Volvic Natural Mineral Water has launched its GREENER BOTTLE made from 20 percent sugarcane waste. The beverage maker says it is the first UK company to introduce a 100 percent recyclable PET plastic bottle using this renewable plant material.
The new plant-based plastic, called BioPET, is created by combining PET with fermented and dehydrated sugarcane waste, a natural and renewable waste product from the production of sugar.
“The GREENER BOTTLE is a real breakthrough for us and a genuinely cutting edge innovation,” says Stéphane Cousté, director, nature committee, Evian Volvic Worldwide. “What we’re announcing today is just the first step to integrating renewable materials into our bottles and is a key milestone in our journey to reduce the global carbon footprint of the Volvic brand by 40 percent from 2008 to 2012.”
The new Volvic 50cl GREENER BOTTLE, available in December, will contain 20 percent plant material, reducing the amount of non-renewable material needed to create the bottle, says Volvic.
In addition, the new bottle offers a 38 percent lower packaging carbon footprint and a 16 percent lower total lifecycle footprint than the previous 50cl Volvic bottle. This reduction is achieved by incorporating 25 percent recycled plastic from previously used bottles and using the new plant-based plastic.

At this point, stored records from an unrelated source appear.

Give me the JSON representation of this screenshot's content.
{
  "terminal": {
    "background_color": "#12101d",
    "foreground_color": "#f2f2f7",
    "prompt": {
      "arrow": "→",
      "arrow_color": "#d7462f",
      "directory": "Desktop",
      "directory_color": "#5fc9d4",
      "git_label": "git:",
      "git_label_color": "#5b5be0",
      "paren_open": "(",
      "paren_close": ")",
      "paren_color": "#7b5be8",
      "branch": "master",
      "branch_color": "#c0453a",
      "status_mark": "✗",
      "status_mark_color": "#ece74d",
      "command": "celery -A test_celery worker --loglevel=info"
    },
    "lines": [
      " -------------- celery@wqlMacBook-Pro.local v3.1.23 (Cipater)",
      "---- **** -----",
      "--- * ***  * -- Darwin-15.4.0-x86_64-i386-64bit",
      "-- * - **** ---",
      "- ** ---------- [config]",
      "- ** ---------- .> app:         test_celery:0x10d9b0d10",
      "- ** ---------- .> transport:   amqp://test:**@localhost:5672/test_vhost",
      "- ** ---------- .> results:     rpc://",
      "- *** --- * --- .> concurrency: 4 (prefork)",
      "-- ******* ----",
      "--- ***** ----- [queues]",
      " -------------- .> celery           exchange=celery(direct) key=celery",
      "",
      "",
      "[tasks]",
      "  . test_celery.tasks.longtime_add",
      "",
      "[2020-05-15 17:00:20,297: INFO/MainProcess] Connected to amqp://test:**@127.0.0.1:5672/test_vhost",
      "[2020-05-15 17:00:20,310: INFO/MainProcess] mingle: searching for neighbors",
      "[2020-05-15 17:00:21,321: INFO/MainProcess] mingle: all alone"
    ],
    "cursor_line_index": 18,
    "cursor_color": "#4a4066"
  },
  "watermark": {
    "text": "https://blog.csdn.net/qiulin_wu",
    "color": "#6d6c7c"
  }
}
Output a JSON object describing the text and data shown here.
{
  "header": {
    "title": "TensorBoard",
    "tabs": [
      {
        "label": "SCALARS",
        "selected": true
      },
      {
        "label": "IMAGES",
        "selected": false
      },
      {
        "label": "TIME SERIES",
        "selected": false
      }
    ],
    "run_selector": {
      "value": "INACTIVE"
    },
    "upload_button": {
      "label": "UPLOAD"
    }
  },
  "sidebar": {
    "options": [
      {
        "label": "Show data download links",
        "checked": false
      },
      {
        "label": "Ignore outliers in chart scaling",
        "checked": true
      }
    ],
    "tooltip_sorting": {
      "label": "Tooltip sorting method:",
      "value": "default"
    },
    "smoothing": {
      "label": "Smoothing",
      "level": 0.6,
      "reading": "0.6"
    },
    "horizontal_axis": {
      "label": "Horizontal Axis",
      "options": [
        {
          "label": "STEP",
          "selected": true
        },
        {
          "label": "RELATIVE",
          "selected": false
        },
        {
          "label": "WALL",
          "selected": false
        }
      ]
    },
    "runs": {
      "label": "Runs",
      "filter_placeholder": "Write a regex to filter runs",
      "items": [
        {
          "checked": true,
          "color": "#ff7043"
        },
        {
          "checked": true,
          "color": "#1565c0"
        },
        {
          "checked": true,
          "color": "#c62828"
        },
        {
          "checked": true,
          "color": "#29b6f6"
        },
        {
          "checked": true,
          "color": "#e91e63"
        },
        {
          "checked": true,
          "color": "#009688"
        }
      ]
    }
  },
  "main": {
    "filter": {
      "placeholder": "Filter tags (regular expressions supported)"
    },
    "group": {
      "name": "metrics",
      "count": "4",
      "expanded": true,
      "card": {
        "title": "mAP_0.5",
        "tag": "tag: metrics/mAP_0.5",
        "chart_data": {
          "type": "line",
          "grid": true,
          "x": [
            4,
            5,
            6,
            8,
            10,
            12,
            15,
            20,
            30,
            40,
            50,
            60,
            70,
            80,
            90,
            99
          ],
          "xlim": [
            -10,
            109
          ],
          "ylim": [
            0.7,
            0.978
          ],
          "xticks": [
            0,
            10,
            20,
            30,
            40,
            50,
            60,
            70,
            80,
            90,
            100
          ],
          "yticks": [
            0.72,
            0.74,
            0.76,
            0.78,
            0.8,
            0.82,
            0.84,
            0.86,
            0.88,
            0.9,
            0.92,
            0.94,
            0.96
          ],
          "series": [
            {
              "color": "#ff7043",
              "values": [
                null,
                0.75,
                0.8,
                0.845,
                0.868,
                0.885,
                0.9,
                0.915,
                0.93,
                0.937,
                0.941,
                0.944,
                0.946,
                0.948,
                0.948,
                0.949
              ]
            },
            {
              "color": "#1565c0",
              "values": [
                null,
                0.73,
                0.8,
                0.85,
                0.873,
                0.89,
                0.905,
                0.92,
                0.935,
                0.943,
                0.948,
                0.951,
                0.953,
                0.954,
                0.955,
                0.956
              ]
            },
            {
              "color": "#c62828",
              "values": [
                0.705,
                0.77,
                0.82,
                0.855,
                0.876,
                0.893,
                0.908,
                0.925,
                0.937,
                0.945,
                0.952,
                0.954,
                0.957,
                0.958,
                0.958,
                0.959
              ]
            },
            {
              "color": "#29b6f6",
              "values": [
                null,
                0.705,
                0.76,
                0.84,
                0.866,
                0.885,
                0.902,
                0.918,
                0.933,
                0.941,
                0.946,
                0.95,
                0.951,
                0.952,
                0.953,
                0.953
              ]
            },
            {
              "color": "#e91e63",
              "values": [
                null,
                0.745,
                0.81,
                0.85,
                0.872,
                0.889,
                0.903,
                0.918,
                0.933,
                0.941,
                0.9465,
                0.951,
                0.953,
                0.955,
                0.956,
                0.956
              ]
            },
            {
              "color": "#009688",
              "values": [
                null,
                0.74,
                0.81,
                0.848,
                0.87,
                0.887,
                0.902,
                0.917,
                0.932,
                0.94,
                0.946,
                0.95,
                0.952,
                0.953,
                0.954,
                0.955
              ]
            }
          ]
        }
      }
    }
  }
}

The weight of the bottle also has been reduced from 17g to 15g, which will cut the carbon footprint of the current Volvic bottle in half.

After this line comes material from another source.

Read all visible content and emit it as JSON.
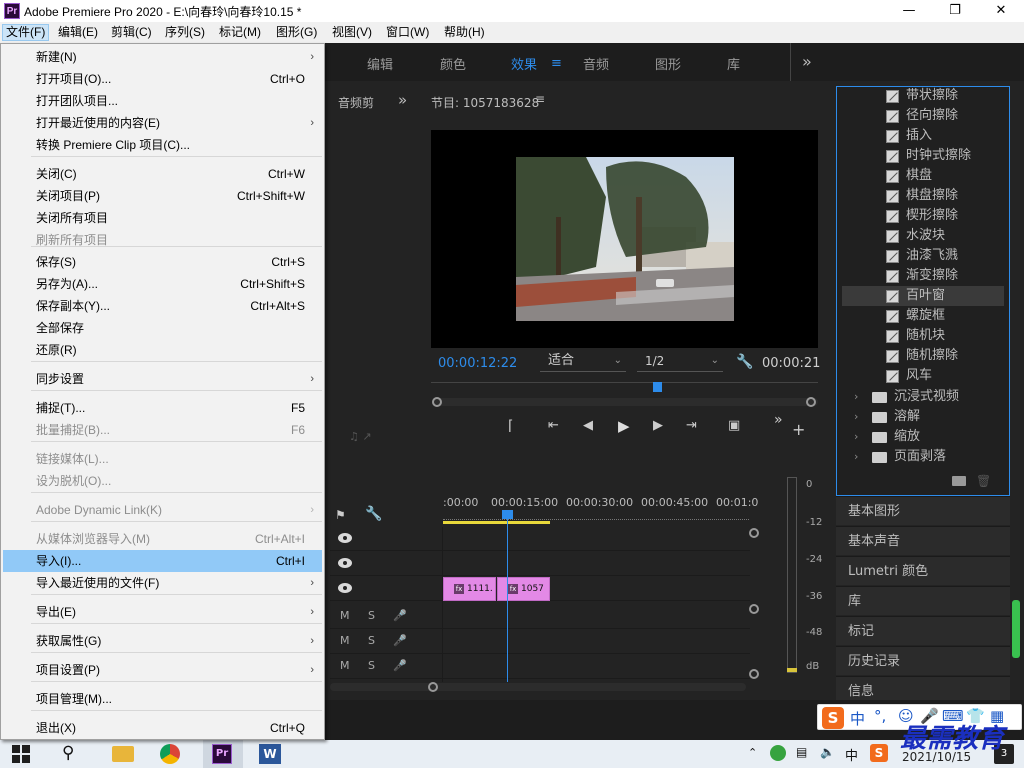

Volvic has cut the amount of plastic in its bottles by 30 percent over the past 15 years.
Other beverage companies also are making the move to bioplastic packaging. In November 2009, Coca-Cola started the global rollout of its PlantBottle and by the end of 2010 it expects to have sold more than 2 billion units. The PlantBottle is made from a process that turns sugarcane and molasses into a component for PET plastic.
Green Planet Bottling and Keystone Water Company also offer bioplastic water bottles that are made 100 percent from plants, and are reusable, recyclable and compostable in 80 days.
Sugarcane-based packaging is also starting to move into the beauty products market. As an example, Procter & Gamble Company (P&G) recently announced plans to pilot the use of renewable sugarcane-derived plastic on selected packaging for its Pantene Pro-V, COVERGIRL and Max Factor brands, starting in 2011.